    • This document was sponsored by the U.S. Department of Transportation, University Transportation Centers Program. Report Date: May 2016; Published: June 2016. This report is also available at:, with a Report Date of January 2017.
  • Corporate Authors:

    University of Missouri, Columbia

    Department of Civil and Environmental Engineering
    Columbia, MO  United States  65211-2200

    Missouri Department of Transportation

    Construction and Materials Division
    P.O. Box 270
    Jefferson City, MO  United States  65102

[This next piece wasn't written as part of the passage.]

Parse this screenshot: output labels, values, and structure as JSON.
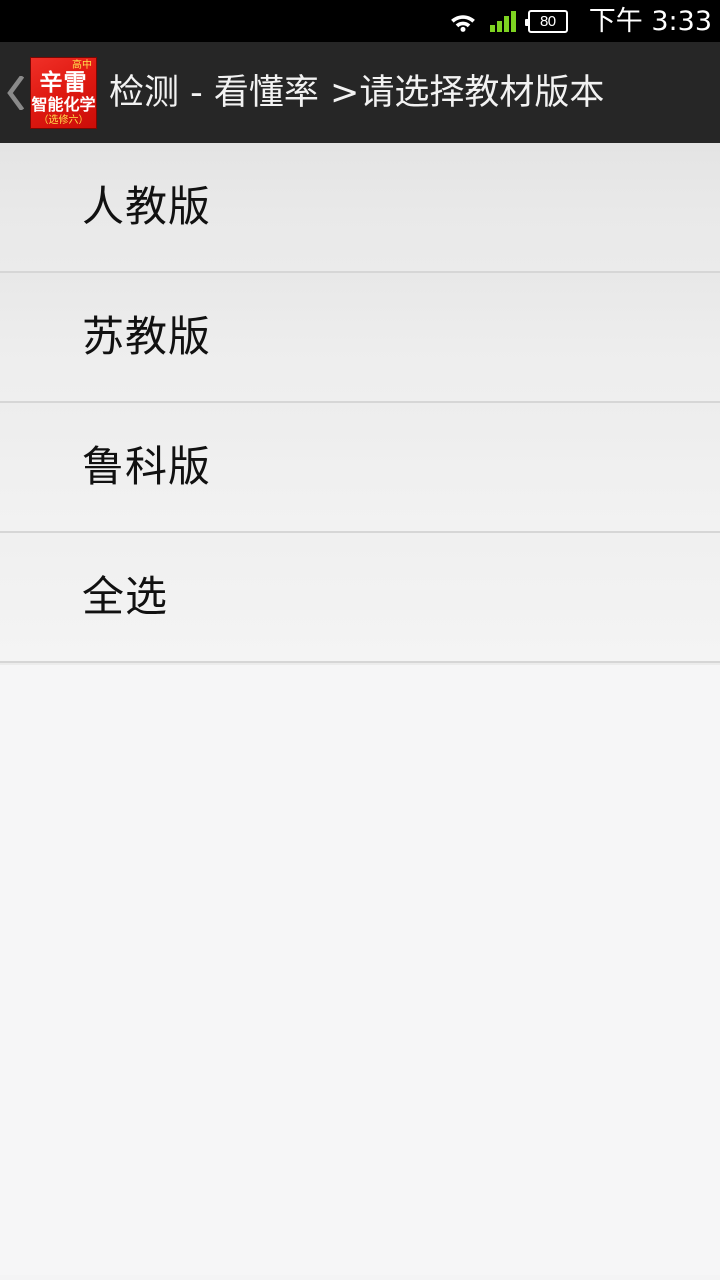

    Midwest Transportation Center

    2711 South Loop Drive, Suite 4700
    Ames, IA  United States  50010-8664

    Department of Transportation

    Office of the Assistant Secretary for Research and Technology
    1200 New Jersey Avenue, SE
    Washington, DC  United States  20590

    Research and Innovative Technology Administration

    1200 New Jersey Avenue, SE
    Washington, DC  United States  20590
  • Authors:
  • Publication Date: 2016-5


  • English

Media Info

  • Media Type: Digital/other
  • Edition: Final Report
  • Features: Appendices; Figures; Photos; References; Tables;
  • Pagination: 76p

Subject/Index Terms

Filing Info

  • Accession Number: 01603604
  • Record Type: Publication
  • Report/Paper Numbers: cmr 16-013, MoDOT cmr 16-013
  • Contract Numbers: MoDOT project # TR201510
  • Created Date: Jun 2 2016 1:33PM